graduations, my thoughts turn to the speeches and accolades wishing
graduates success and giving advice for their future. Although I have
never repeated one of the columns I have written, this column, first
published in 2006, wishes more than success to our graduates and still
rings true today. I just could not say it better than I did then.
I have often thought that graduates would be better served if they
heard fewer words about success, prosperity and celebrity or fame. Our
society has put a veneer on what is considered a successful life.
I were giving one of those graduation speeches, I would wish our
graduates other experiences. I would wish they could experience poverty,
at least for a short time, so they could learn how difficult it is to
make it in a world where money is king. I would wish they understand the
struggles and unfair choices made by our working poor, the choice
between buying food or gas to get to work. Only in this way could they
appreciate and share their prosperity. I would wish they would
experience prejudice, for only then could they grow in a better
understanding of our differences and appreciate the diversity of our
world. Compassion and caring would grow because to experience something
is to always remember and relate to those who have the same experiences.
I would wish them the understanding of poor health so they would
appreciate and sustain the health they now enjoy. I would wish they
understood how wonderful and marvelous the workings of the human body
and not destroy it by making wrong choices, choices that may affect the
health of their future children.
I would hope that they would use
resources wisely and correct some of the overuse of past generations.
Conserving and sustaining our resources would be a priority so they
would be there for their children’s children. I wish they could deny
themselves and not always look out for number one. It’s not that I think
success is wrong, but sometimes success, for its own sake, leaves much
to be desired. Success can be measured in many ways, but mere dollars
and cents, celebrity or honors are not the best measure.
should be measured by the individual. Success is a deep feeling of
satisfaction with one’s self and your station in life. That person may
not be seen profiled in The Wall-Street Journal or a focus of
60-Minutes, but they are happy and successful in their own right.
may be stay-at-home moms who spend their days giving their children the
core values and character traits they will need for a meaningful life.
It could be a small farmer, a garbage man or the manager at McDonalds.
If they love their roles, are doing the best with what they have and
show compassion and caring for their fellowman that measures success no
matter what they may earn or how big their house may be. Many join the
military to guard for our nation’s freedom, others become caregivers of a
family member; are they less successful for not reaching for a career
or financial gain?

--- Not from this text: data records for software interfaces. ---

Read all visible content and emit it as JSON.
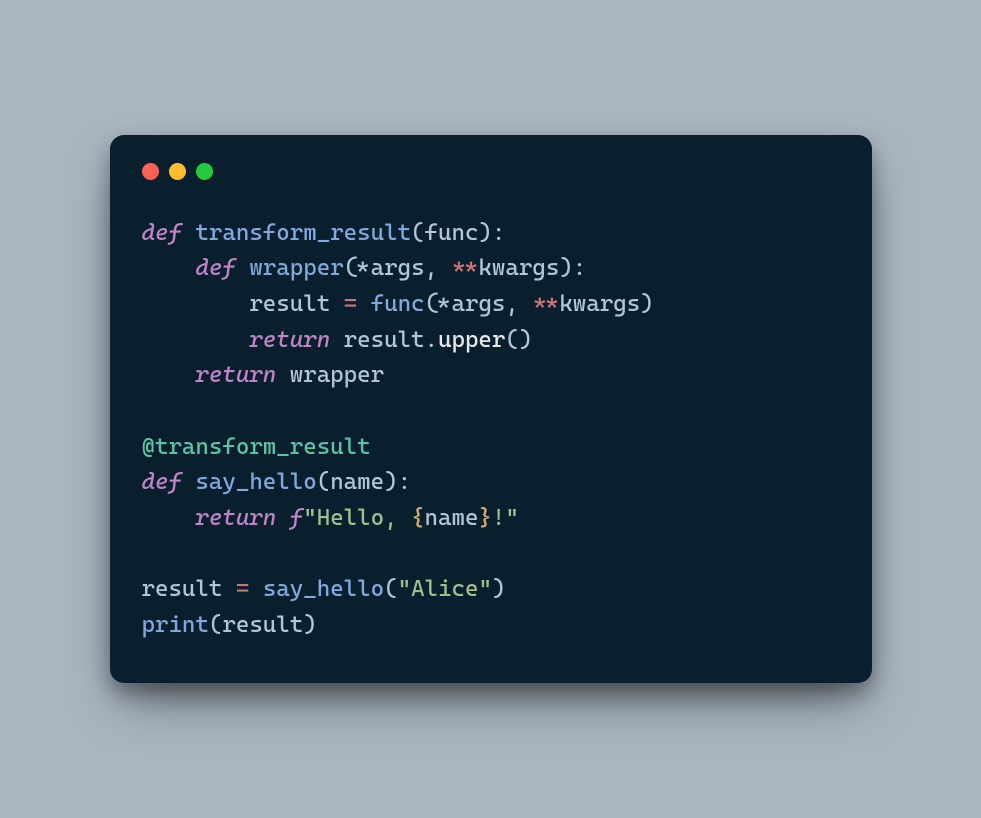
{
  "code": {
    "tokens": [
      {
        "t": "def",
        "c": "kw"
      },
      {
        "t": " ",
        "c": ""
      },
      {
        "t": "transform_result",
        "c": "fn"
      },
      {
        "t": "(",
        "c": "punct"
      },
      {
        "t": "func",
        "c": "param"
      },
      {
        "t": "):",
        "c": "punct"
      },
      {
        "t": "\n    ",
        "c": ""
      },
      {
        "t": "def",
        "c": "kw"
      },
      {
        "t": " ",
        "c": ""
      },
      {
        "t": "wrapper",
        "c": "fn"
      },
      {
        "t": "(",
        "c": "punct"
      },
      {
        "t": "*",
        "c": "op"
      },
      {
        "t": "args",
        "c": "param"
      },
      {
        "t": ", ",
        "c": "punct"
      },
      {
        "t": "**",
        "c": "op"
      },
      {
        "t": "kwargs",
        "c": "param"
      },
      {
        "t": "):",
        "c": "punct"
      },
      {
        "t": "\n        result ",
        "c": "param"
      },
      {
        "t": "=",
        "c": "op"
      },
      {
        "t": " ",
        "c": ""
      },
      {
        "t": "func",
        "c": "fn"
      },
      {
        "t": "(",
        "c": "punct"
      },
      {
        "t": "*",
        "c": "op"
      },
      {
        "t": "args",
        "c": "param"
      },
      {
        "t": ", ",
        "c": "punct"
      },
      {
        "t": "**",
        "c": "op"
      },
      {
        "t": "kwargs",
        "c": "param"
      },
      {
        "t": ")",
        "c": "punct"
      },
      {
        "t": "\n        ",
        "c": ""
      },
      {
        "t": "return",
        "c": "kw"
      },
      {
        "t": " result",
        "c": "param"
      },
      {
        "t": ".",
        "c": "punct"
      },
      {
        "t": "upper",
        "c": "method"
      },
      {
        "t": "()",
        "c": "punct"
      },
      {
        "t": "\n    ",
        "c": ""
      },
      {
        "t": "return",
        "c": "kw"
      },
      {
        "t": " wrapper",
        "c": "param"
      },
      {
        "t": "\n\n",
        "c": ""
      },
      {
        "t": "@transform_result",
        "c": "decorator"
      },
      {
        "t": "\n",
        "c": ""
      },
      {
        "t": "def",
        "c": "kw"
      },
      {
        "t": " ",
        "c": ""
      },
      {
        "t": "say_hello",
        "c": "fn"
      },
      {
        "t": "(",
        "c": "punct"
      },
      {
        "t": "name",
        "c": "param"
      },
      {
        "t": "):",
        "c": "punct"
      },
      {
        "t": "\n    ",
        "c": ""
      },
      {
        "t": "return",
        "c": "kw"
      },
      {
        "t": " ",
        "c": ""
      },
      {
        "t": "f",
        "c": "fstr"
      },
      {
        "t": "\"Hello, ",
        "c": "str"
      },
      {
        "t": "{",
        "c": "escape"
      },
      {
        "t": "name",
        "c": "param"
      },
      {
        "t": "}",
        "c": "escape"
      },
      {
        "t": "!\"",
        "c": "str"
      },
      {
        "t": "\n\nresult ",
        "c": "param"
      },
      {
        "t": "=",
        "c": "op"
      },
      {
        "t": " ",
        "c": ""
      },
      {
        "t": "say_hello",
        "c": "fn"
      },
      {
        "t": "(",
        "c": "punct"
      },
      {
        "t": "\"Alice\"",
        "c": "str"
      },
      {
        "t": ")",
        "c": "punct"
      },
      {
        "t": "\n",
        "c": ""
      },
      {
        "t": "print",
        "c": "fn"
      },
      {
        "t": "(result)",
        "c": "punct"
      }
    ]
  },
  "colors": {
    "background_page": "#a9b5c0",
    "background_window": "#0a1f2e",
    "traffic_red": "#ff5f56",
    "traffic_yellow": "#ffbd2e",
    "traffic_green": "#27c93f",
    "keyword": "#c084c6",
    "function": "#84a7de",
    "string": "#a3be8c",
    "decorator": "#5cc4a6",
    "operator": "#cc7577",
    "default": "#b3c5d8",
    "method": "#e8e8e8",
    "escape": "#d0ad6e"
  }
}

Is it wrong to reach for goals or strive for
excellence? Of course not. But, we tend to put worldly values on success
and often put burdens on our young people to perform to our
expectations rather than their own callings. We expect everyone to have
our goals and requirements so they can reach our version of success.
if you look around, you can see that the definition of success is as
varied as the people of our community. So is success measured by how
much money we make, or how high we are in the hierarchy of society, or
our celebrity? I’m sure the answers would be as varied as the numbers of
people who live here. One thing I do know. Find a man or woman who is
satisfied with what and where he/she is, cognizant of his fellowman and
of their needs and you will find a successful and happy person. Find
someone grounded, solid and firm in his/her faith and ask them what they
think it means to be successful. I can guarantee you it will not be
money or celebrity. We need to remember that Webster’s lists more than
money, position or honors as the meaning of success. It also means to
thrive and prosper and grow and to attain something we have attempted.”
Sometimes our lives do not go as we have planned. Sometimes those who
choose a career change midstream for something else. But whatever your
path in life, whatever you do, don’t measure yourself against what the
world calls success. If you do, you will fall short of what you really
All of us remember going away from home, spreading our
wings and taking off on our own flyways. We all would admit there were
some surprises along the way. Then, as now, it was just the beginning of
the rest of the story.
Jeannine Roediger has lived on a
family farm all her life, first as a farmer’s daughter and now as a
farmer’s wife. She writes weekly for the Times Bulletin and enjoys
gardening, quilting, cooking, bird watching and writing.